Most garden guides will tell you it's a good idea to rotate your vegetable crops.
There are valid reasons for this. Different crops require different nutrients from the soil.
Some, much like the dogs, like freshly composted soil (although the dogs' priority is the sniff factor rather than the nutrient value) while others prefer well-matured soil nutrients - I won't be digging the fresh compost from my bins into the part of the garden I'm planning on planting root crops in, for example.
Also, growing one crop continuously in the same soil increases the chance of pests and diseases that affect that crop flourishing as they have fresh fodder year after year.
There are obvious exceptions - perennial plants like rhubarb and asparagus always stay in the same place.
Every gardening book recommends a slightly different combination of vegetables for your rotation - very broadly speaking, plants tend to be grouped into root crops; brassicas and green leafy veges; above-ground croppers like tomatoes; and legumes - plants like beans and peas that are nitrogen fixers.
You can get extremely organised with crop rotation and draw out plans each year.

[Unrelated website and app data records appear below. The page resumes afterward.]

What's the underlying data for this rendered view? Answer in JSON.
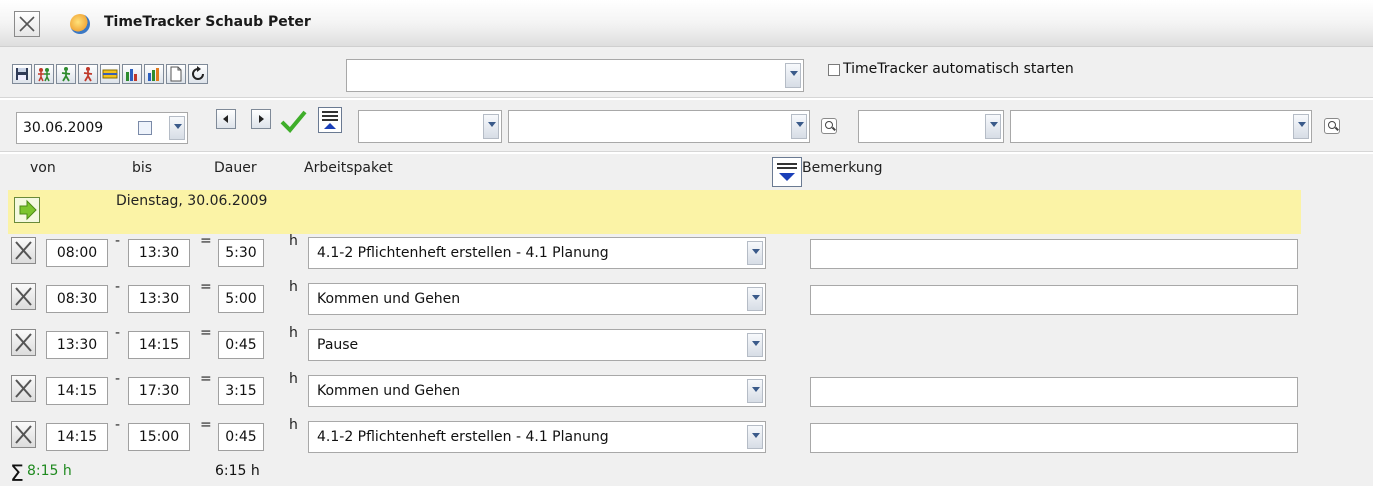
{
  "window": {
    "title": "TimeTracker Schaub Peter"
  },
  "toolbar": {
    "buttons": [
      "save-icon",
      "persons-icon",
      "walking-green-icon",
      "walking-red-icon",
      "ruler-icon",
      "bar-chart-icon",
      "bar-chart-2-icon",
      "new-document-icon",
      "refresh-icon"
    ],
    "combo_value": "",
    "autostart_label": "TimeTracker automatisch starten",
    "autostart_checked": false
  },
  "filter": {
    "date": "30.06.2009",
    "select1": "",
    "select2": "",
    "select3": "",
    "select4": ""
  },
  "columns": {
    "von": "von",
    "bis": "bis",
    "dauer": "Dauer",
    "arbeitspaket": "Arbeitspaket",
    "bemerkung": "Bemerkung"
  },
  "day": {
    "label": "Dienstag, 30.06.2009"
  },
  "entries": [
    {
      "von": "08:00",
      "bis": "13:30",
      "dauer": "5:30",
      "unit": "h",
      "paket": "4.1-2 Pflichtenheft erstellen - 4.1 Planung",
      "bemerkung": ""
    },
    {
      "von": "08:30",
      "bis": "13:30",
      "dauer": "5:00",
      "unit": "h",
      "paket": "Kommen und Gehen",
      "bemerkung": ""
    },
    {
      "von": "13:30",
      "bis": "14:15",
      "dauer": "0:45",
      "unit": "h",
      "paket": "Pause",
      "bemerkung": null
    },
    {
      "von": "14:15",
      "bis": "17:30",
      "dauer": "3:15",
      "unit": "h",
      "paket": "Kommen und Gehen",
      "bemerkung": ""
    },
    {
      "von": "14:15",
      "bis": "15:00",
      "dauer": "0:45",
      "unit": "h",
      "paket": "4.1-2 Pflichtenheft erstellen - 4.1 Planung",
      "bemerkung": ""
    }
  ],
  "ops": {
    "minus": "-",
    "equals": "="
  },
  "totals": {
    "sum_symbol": "Σ",
    "total": "8:15 h",
    "work": "6:15 h"
  },
  "colors": {
    "highlight": "#fbf3a6",
    "total_green": "#1f8a1f"
  }
}
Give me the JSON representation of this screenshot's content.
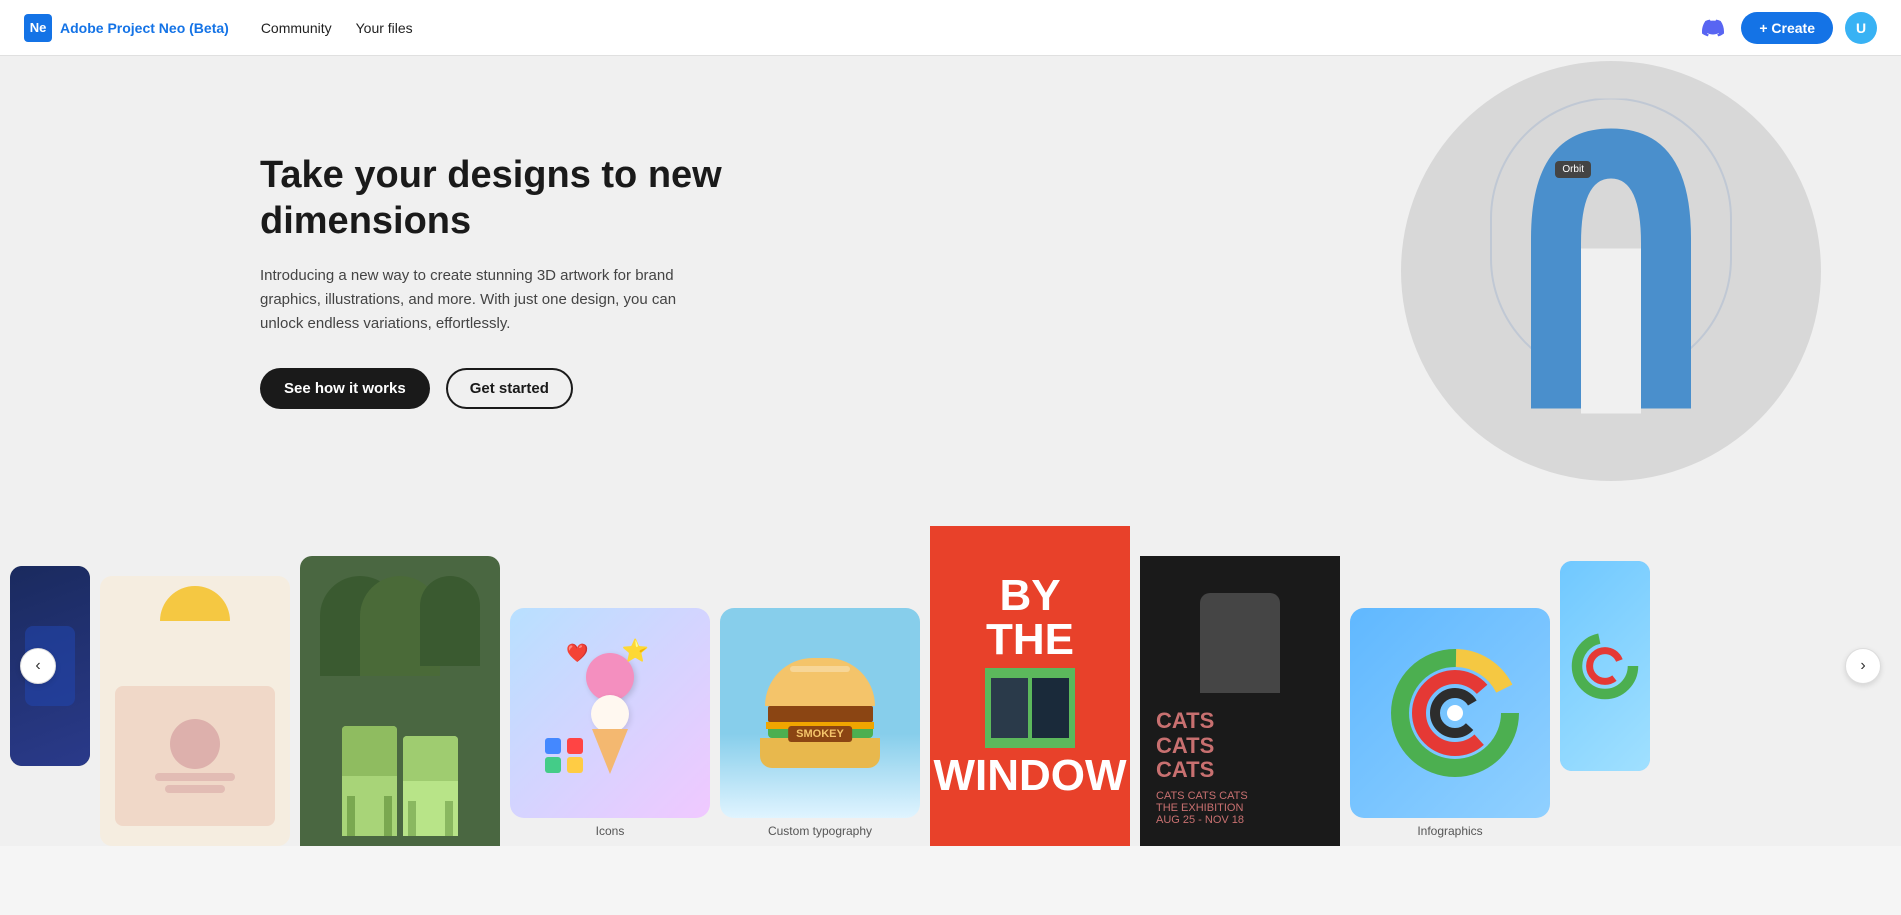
{
  "navbar": {
    "logo_badge": "Ne",
    "logo_text_adobe": "Adobe",
    "logo_text_project": " Project Neo (Beta)",
    "nav_community": "Community",
    "nav_your_files": "Your files",
    "create_label": "+ Create"
  },
  "hero": {
    "title": "Take your designs to new dimensions",
    "description": "Introducing a new way to create stunning 3D artwork for brand graphics, illustrations, and more. With just one design, you can unlock endless variations, effortlessly.",
    "btn_see_how": "See how it works",
    "btn_get_started": "Get started",
    "orbit_label": "Orbit"
  },
  "gallery": {
    "nav_prev": "‹",
    "nav_next": "›",
    "cards": [
      {
        "id": "partial-left",
        "type": "partial-left",
        "label": ""
      },
      {
        "id": "tshirt",
        "type": "tshirt",
        "label": ""
      },
      {
        "id": "chairs",
        "type": "chairs",
        "label": ""
      },
      {
        "id": "icons",
        "type": "icons",
        "label": "Icons"
      },
      {
        "id": "burger",
        "type": "burger",
        "label": "Custom typography"
      },
      {
        "id": "poster",
        "type": "poster",
        "label": ""
      },
      {
        "id": "cats",
        "type": "cats",
        "label": ""
      },
      {
        "id": "infographics",
        "type": "infographics",
        "label": "Infographics"
      },
      {
        "id": "partial-right",
        "type": "partial-right",
        "label": ""
      }
    ],
    "poster_text": [
      "BY",
      "THE",
      "WINDOW"
    ],
    "cats_text": [
      "CATS",
      "CATS",
      "CATS"
    ],
    "cats_subtitle": "CATS CATS CATS\nTHE EXHIBITION\nAUG 25 - NOV 18",
    "burger_label": "SMOKEY"
  }
}
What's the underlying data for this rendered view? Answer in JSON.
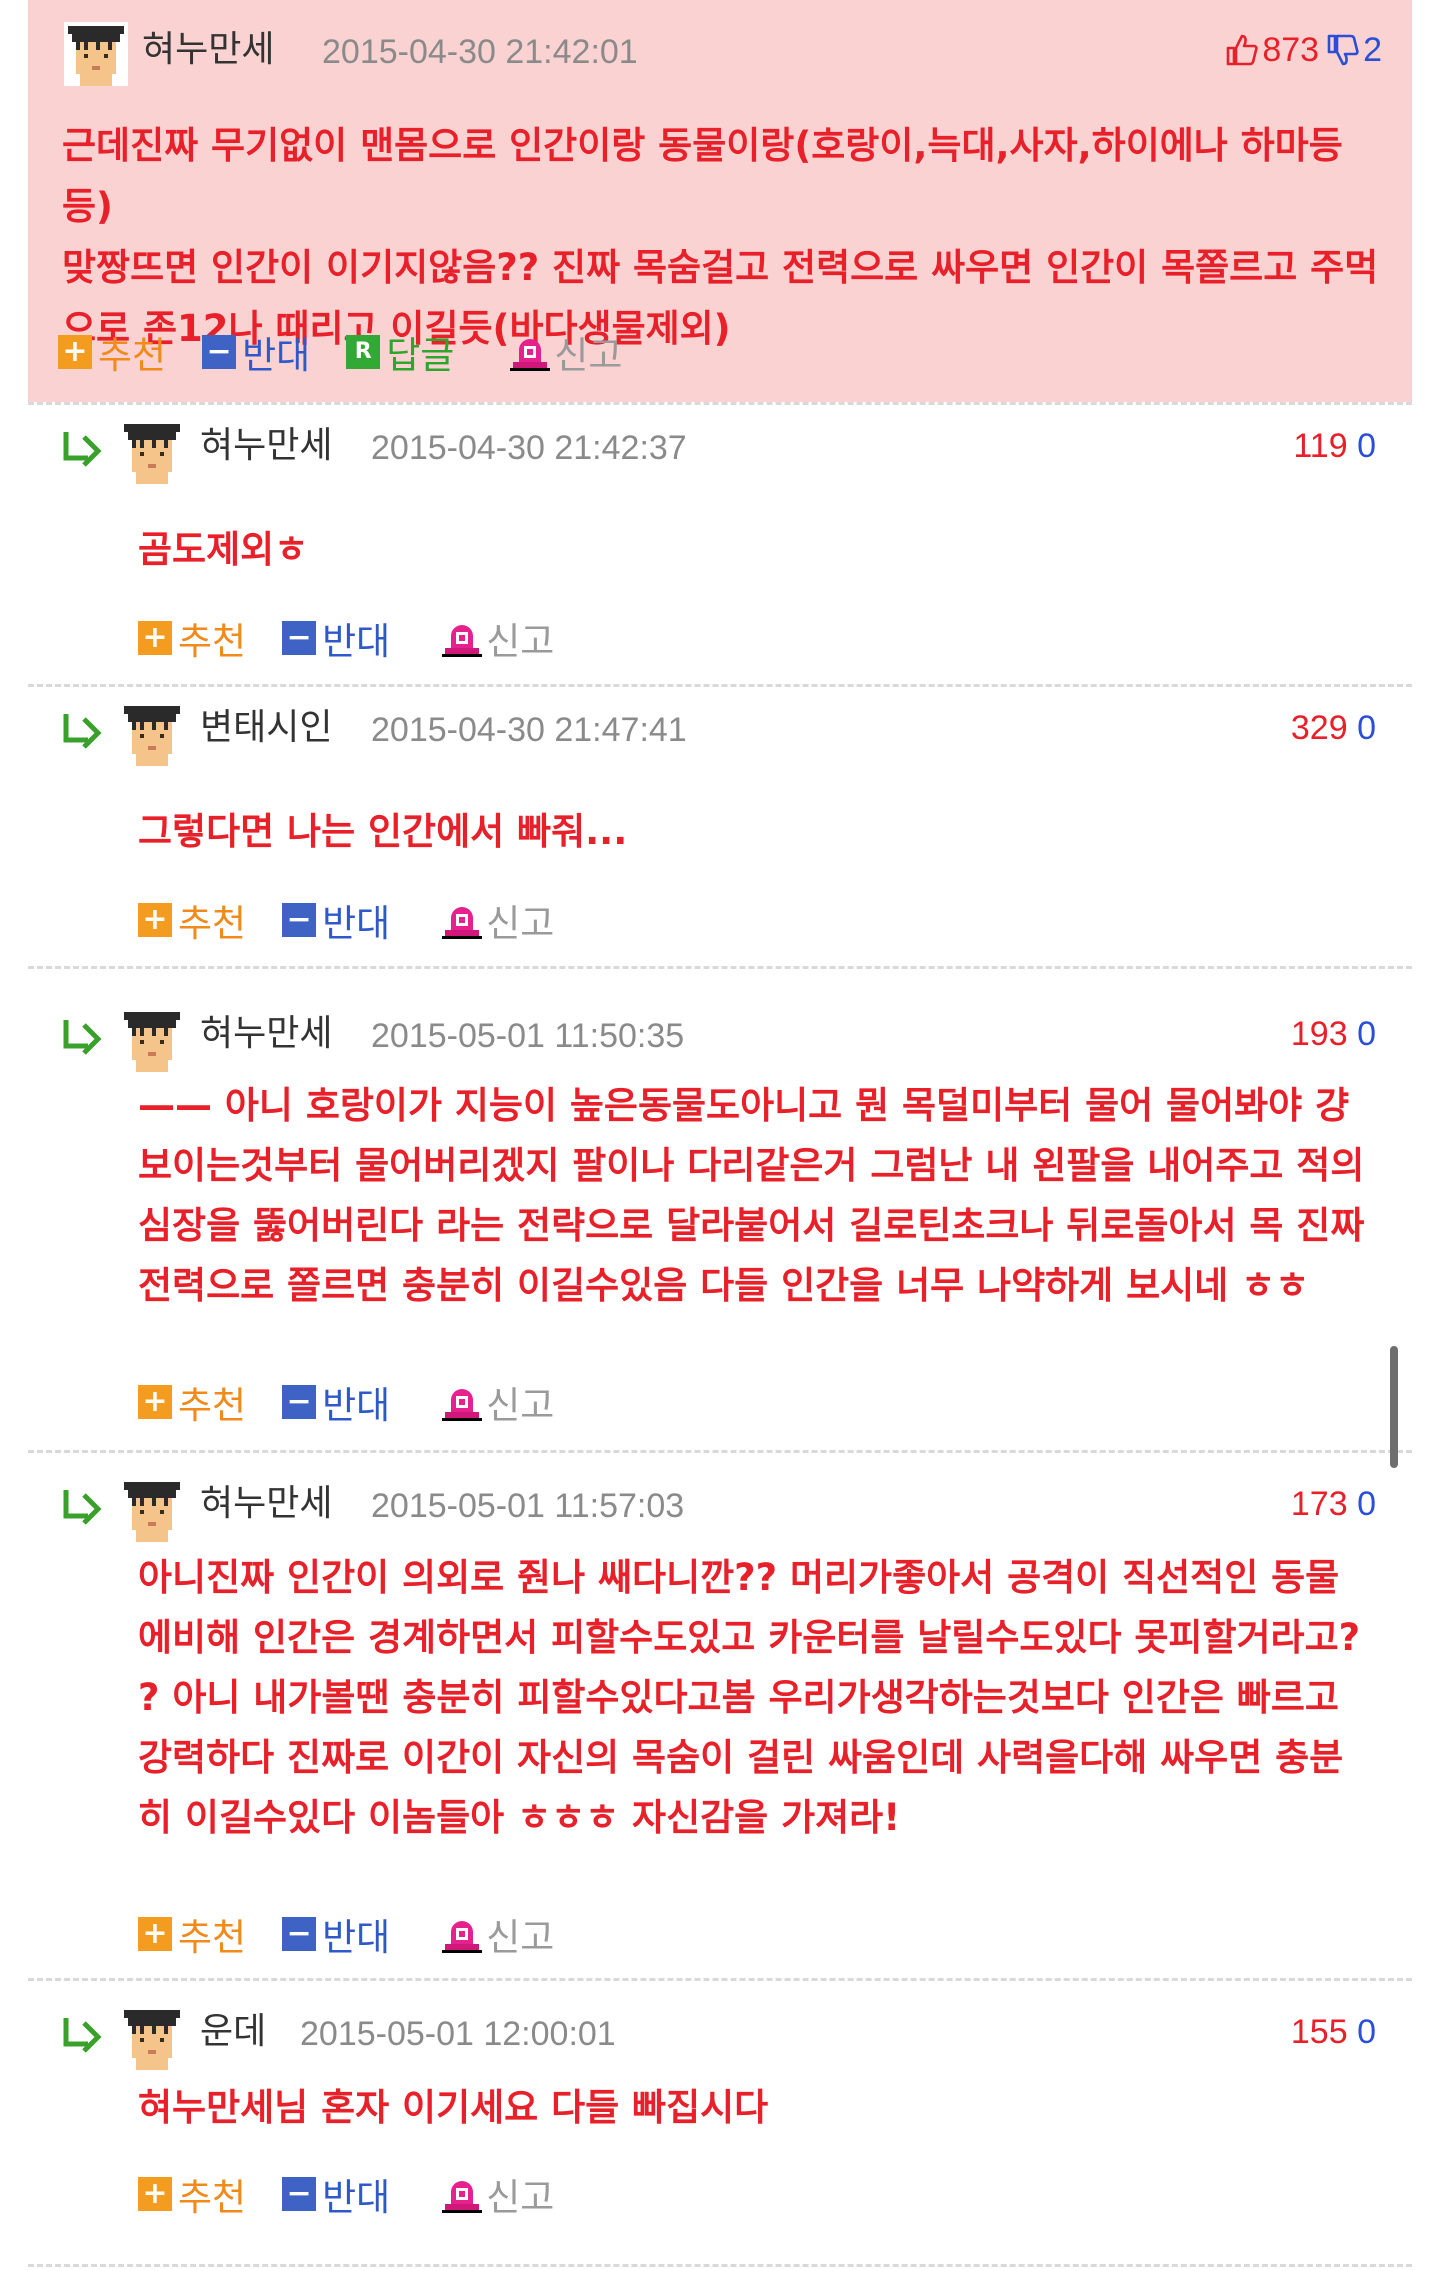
{
  "post": {
    "author": "혀누만세",
    "timestamp": "2015-04-30 21:42:01",
    "upvotes": "873",
    "downvotes": "2",
    "body_lines": [
      "근데진짜 무기없이 맨몸으로 인간이랑 동물이랑(호랑이,늑대,사자,하이에나 하마등등)",
      "맞짱뜨면 인간이 이기지않음?? 진짜 목숨걸고 전력으로 싸우면 인간이 목쫄르고 주먹",
      "으로 존12나 때리고 이길듯(바다생물제외)"
    ],
    "actions": {
      "recommend": "추천",
      "oppose": "반대",
      "reply": "답글",
      "report": "신고"
    }
  },
  "comment_actions": {
    "recommend": "추천",
    "oppose": "반대",
    "report": "신고"
  },
  "comments": [
    {
      "author": "혀누만세",
      "timestamp": "2015-04-30 21:42:37",
      "upvotes": "119",
      "downvotes": "0",
      "body_lines": [
        "곰도제외ㅎ"
      ]
    },
    {
      "author": "변태시인",
      "timestamp": "2015-04-30 21:47:41",
      "upvotes": "329",
      "downvotes": "0",
      "body_lines": [
        "그렇다면 나는 인간에서 빠줘..."
      ]
    },
    {
      "author": "혀누만세",
      "timestamp": "2015-05-01 11:50:35",
      "upvotes": "193",
      "downvotes": "0",
      "body_lines": [
        "—— 아니 호랑이가 지능이 높은동물도아니고 뭔 목덜미부터 물어 물어봐야 걍",
        "보이는것부터 물어버리겠지 팔이나 다리같은거 그럼난 내 왼팔을 내어주고 적의",
        "심장을 뚫어버린다 라는 전략으로 달라붙어서 길로틴초크나 뒤로돌아서 목 진짜",
        "전력으로 쫄르면 충분히 이길수있음 다들 인간을 너무 나약하게 보시네 ㅎㅎ"
      ]
    },
    {
      "author": "혀누만세",
      "timestamp": "2015-05-01 11:57:03",
      "upvotes": "173",
      "downvotes": "0",
      "body_lines": [
        "아니진짜 인간이 의외로 줜나 쌔다니깐?? 머리가좋아서 공격이 직선적인 동물",
        "에비해 인간은 경계하면서 피할수도있고 카운터를 날릴수도있다 못피할거라고?",
        "? 아니 내가볼땐 충분히 피할수있다고봄 우리가생각하는것보다 인간은 빠르고",
        "강력하다 진짜로 이간이 자신의 목숨이 걸린 싸움인데 사력을다해 싸우면 충분",
        "히 이길수있다 이놈들아 ㅎㅎㅎ 자신감을 가져라!"
      ]
    },
    {
      "author": "운데",
      "timestamp": "2015-05-01 12:00:01",
      "upvotes": "155",
      "downvotes": "0",
      "body_lines": [
        "혀누만세님 혼자 이기세요 다들 빠집시다"
      ]
    }
  ],
  "icons": {
    "avatar": "avatar-icon",
    "reply": "reply-arrow-icon",
    "thumbs_up": "thumbs-up-icon",
    "thumbs_down": "thumbs-down-icon",
    "plus": "plus-icon",
    "minus": "minus-icon",
    "reply_badge": "reply-badge-icon",
    "report": "siren-icon"
  },
  "colors": {
    "post_background": "#fbd2d2",
    "text_red": "#e8202a",
    "down_blue": "#2a4fd6",
    "recommend_orange": "#f39c1f",
    "oppose_blue": "#3f63c4",
    "reply_green": "#33a935"
  }
}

We did this for a couple of years but now we just naturally plant that way. While the most frequently suggested crop rotation is a four-year cycle, you have to work with what suits your garden. We have three large garden beds, so we do a three-year rotation.
In our garden, potatoes generally take a large part of one bed, with space left for corn.
Another bed will have space for fast-growing Asian and salad greens - I include radishes here as they take such a short time to mature over summer.
The remainder of this bed will have space for cucurbits like cucumbers and courgettes and also any tomatoes there's no space for in the tunnel house. The third bed has onions, garlic and root vegetables.
Next year the onions, garlic and root vegetables will be grown where the cucurbits and green leafy veges are now, the potatoes will replace the root vegetables and the green leafy stuff will go where the spuds are.
It might sound confusing but it becomes routine. Our soil is heavy and compacts easily, so I dig a lot of rough compost and manure in when preparing potato beds - the soil is lovely when the spuds come out in autumn. Peas and beans can go in then, adding nitrogen to the soil in preparation for my greens over summer.
My garden also has other things going on; chillies, capsicums and eggplants don't like our heavy garden soil so I plant them in a small garden to one side of the house with sandy soil. While I do plant them there every year so far there haven't been problems. Pumpkin plants go in the orchard mulch.
Stubborn plants also hold their ground; rat-tail radishes have self-seeded in the same spot in the garden each year so I've just let them go for it; the same with miners lettuce over winter.
To complicate things, I can't plant seeds or small seedlings in our garden without some form of bird protection, so within my green leafy plot, I make successive sowings of the plants I use a lot, in small plots that can be covered with portable netted frames.
I keep the rows short and sow about six different varieties. This not only thwarts birds, but also resolves the issue of planting a long row of say, lettuces or radishes, then having half them go to seed before you use them.
For longer-term crops that "hold" in the soil like carrots and parsnips, I sow longer rows and protect them with bird netting draped over metal hoops.
You'd think that with two large canines, birds might not be my biggest garden pest issue, but aside from the odd bone-burying indiscretion, the only time the dogs venture onto the vege garden is in pursuit of a stray tennis ball. On those occasions, it's amazing how delicately a 40ish kilogram dog can tiptoe when trying to avoid the wrath of their alpha female.
WHAT TO PLANT IN OCTOBER
A few of the plants garden guides recommend: lettuce, radish and other salad greens, carrot, peas, climbing and dwarf beans, celery, spring onions and beetroot.
Plant tomato, eggplant, pepper, chilli, courgette, cucumber and pumpkin seeds in trays.
Try something different: there are dozens of tomatoes other than moneymaker or cherry tomatoes – pick up a packet of seed from your garden centre.
The Marlborough Express